Your App Review submission must include a screencast. The purpose of a screencast is to show a submission reviewer how to test your app's usage of every permission and feature included in your submission. If a reviewer is unable to follow your screencast and test your app successfully, your submission will be rejected.
Follow these guidelines to ensure that your screencast includes everything a reviewer will need to test your app successfully.
Our reviewers need to see how a user signs into your app, so before you start recording, log out of any test accounts you will be using. Be sure to capture the entire Facebook Login flow, from logged-out to logged-in. If your app users can create accounts and log into your app without the use of Facebook Login, capture this flow too.
For example, these screenshots from a sample screencast make it clear that users sign into the app without Facebook Login, but later use Facebook Login to grant the app access to their Facebook data.
A logged-out user before logging in:
The user logging in without the aid of Facebook Login:
The logged-in user attempting to access their Facebook data:
The logged-in user using Facebook Login to connect to their Facebook account:
If your app users rely on Facebook Login to grant your app permissions to access their data, be sure to show a user locating the Facebook Login button and using it to grant your app every permission that you have included in your App Review submission. A reviewer will attempt to use Facebook Login and a test user to grant your app all of the permissions in your submission. If the reviewer is unable to grant your app each permission, your submission will be rejected.
Make sure to capture the complete authorization flow, as some permissions require additional confirmation from users. For example, the

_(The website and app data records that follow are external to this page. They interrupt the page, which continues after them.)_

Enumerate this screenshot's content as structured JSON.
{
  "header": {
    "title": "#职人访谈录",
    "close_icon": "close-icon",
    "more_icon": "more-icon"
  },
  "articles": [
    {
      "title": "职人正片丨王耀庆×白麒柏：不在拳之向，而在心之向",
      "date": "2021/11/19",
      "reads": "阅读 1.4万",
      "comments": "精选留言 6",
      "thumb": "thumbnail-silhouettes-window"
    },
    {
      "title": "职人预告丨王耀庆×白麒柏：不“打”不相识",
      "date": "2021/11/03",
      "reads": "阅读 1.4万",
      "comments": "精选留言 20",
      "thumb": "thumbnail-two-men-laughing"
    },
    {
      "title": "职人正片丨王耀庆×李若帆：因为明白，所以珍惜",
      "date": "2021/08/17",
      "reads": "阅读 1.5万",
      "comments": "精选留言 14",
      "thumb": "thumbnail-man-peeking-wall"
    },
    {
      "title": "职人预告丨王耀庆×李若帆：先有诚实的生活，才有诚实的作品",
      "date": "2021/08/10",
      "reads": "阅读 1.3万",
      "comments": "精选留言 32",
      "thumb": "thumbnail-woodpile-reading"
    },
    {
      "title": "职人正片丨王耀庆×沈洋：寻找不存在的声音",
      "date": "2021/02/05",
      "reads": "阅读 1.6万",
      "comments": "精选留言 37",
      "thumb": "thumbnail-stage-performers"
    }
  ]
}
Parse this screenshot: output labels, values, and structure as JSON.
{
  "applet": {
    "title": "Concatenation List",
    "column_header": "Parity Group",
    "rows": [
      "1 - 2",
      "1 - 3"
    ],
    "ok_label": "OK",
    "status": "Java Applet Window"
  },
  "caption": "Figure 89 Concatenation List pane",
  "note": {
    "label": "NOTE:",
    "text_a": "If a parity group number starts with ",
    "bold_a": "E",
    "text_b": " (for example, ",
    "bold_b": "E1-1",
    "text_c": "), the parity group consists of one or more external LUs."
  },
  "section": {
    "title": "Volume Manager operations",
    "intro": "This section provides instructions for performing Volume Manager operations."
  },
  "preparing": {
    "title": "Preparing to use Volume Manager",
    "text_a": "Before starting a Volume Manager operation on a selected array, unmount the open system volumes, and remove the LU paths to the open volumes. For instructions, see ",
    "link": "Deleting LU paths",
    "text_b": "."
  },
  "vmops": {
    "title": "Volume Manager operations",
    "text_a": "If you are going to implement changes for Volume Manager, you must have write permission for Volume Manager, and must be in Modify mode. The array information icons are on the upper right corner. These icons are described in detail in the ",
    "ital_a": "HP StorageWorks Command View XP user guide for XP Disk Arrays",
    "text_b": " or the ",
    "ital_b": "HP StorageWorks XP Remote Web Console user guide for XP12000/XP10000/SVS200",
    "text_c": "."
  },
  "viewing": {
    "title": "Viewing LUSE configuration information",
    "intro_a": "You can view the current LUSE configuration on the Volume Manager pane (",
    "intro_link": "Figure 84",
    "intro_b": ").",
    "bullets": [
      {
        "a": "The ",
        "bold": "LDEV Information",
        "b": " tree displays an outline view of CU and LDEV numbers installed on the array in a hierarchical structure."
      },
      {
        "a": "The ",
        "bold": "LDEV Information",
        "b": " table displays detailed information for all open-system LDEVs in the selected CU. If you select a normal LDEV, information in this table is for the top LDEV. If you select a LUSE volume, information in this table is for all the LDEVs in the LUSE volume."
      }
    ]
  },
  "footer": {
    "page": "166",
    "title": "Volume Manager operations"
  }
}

manage_pages permission allows users to select specific Pages to authorize the app to access.
Here are screenshots from a sample screencast showing Page selection. First, the user loggin in with Facebook Login:
The user later granting the app access to a Page they manage:
For each permission and feature in your submission, demonstrate not only when it is being used, but how it is being used. Do this by capturing the entire usage flow.
For example, if your app allows users to publish a post on a page, show us how to create the post and how to view it after it has been published.
Beginning the post creation process:
Creating the post content:
Publishing the post:
The published post on a page:
Make sure your screencast shows your app using every permission and feature in your submission — if you omit one, it may not be clear to our reviewers how to test it, and your submission will be rejected.
For additional clarity, we recommend that you annotate your screencast.
These are optional tips that you may want to consider when recording your screencast. These tips will help you create a screencast that clearly demonstrates how your app uses each permission and feature in your submission, and will make your screencast easier for our reviewers to follow.
Before you actually record your screencast you should:
Repeating this process a few times will help you identify any areas that are unclear and give you an excellent recording plan.
Most dedicated screen recording software and video editing software provide tools for adding annotations to your videos. Annotations are text and graphic overlays that allow you to provide notes for specific areas in a video. Annotations are a great way to point out exactly when your app uses a specific permission or feature to access data.
For example, if your app relies on the
user_photos permission, you could use an annotation to point out exactly when your app relies on it to get a user's photos:
We recommend that you use annotations for all of the permissions and features tat you are requesting. You should be able to find annotation tutorials for your dedicated screen recording software or video editing software online.
If your screencast contains sections where it is difficult to see what's happening, consider zooming in to any hard-to-see sections. Most dedicated screen recording apps will allow you to do this after you have recorded your screencast. If you are not using dedicated screen recording software, you can use video editing software to do it after you have finished recording.
You should be able to find "zoom in" and "zoom out" tutorials for your dedicated screen recording software or video editing software online.
We recommend that you create test users and use them in your screencast recording. Include their credentials with your App Verification Details in your App Review submission so our reviewers can use them to test your app as well. This will increase the likelihood that a reviewer will be able to test your exactly as you have depicted in your screencast.
If your app users are able to create accounts and log into your app without the aid of Facebook Login, we also recommend that you include test user credentials for one of these users as well.
If you have access to dedicated screen recording software like Camtasia or Snagit we recommend that you use it. Most dedicated screen recording software provide tools for annotation, zooming, and basic timeline editing so you can polish your screencast, and most offer free trial versions.
If you don't have access to dedicated screen recording software, you can easily use free alternatives such as Quicktime or OBS. These apps don't offer any way for you to annotate, zoom, or edit your recorded video, but you can easily add the recorded video to a free video editor such as iMovie and perform those actions there.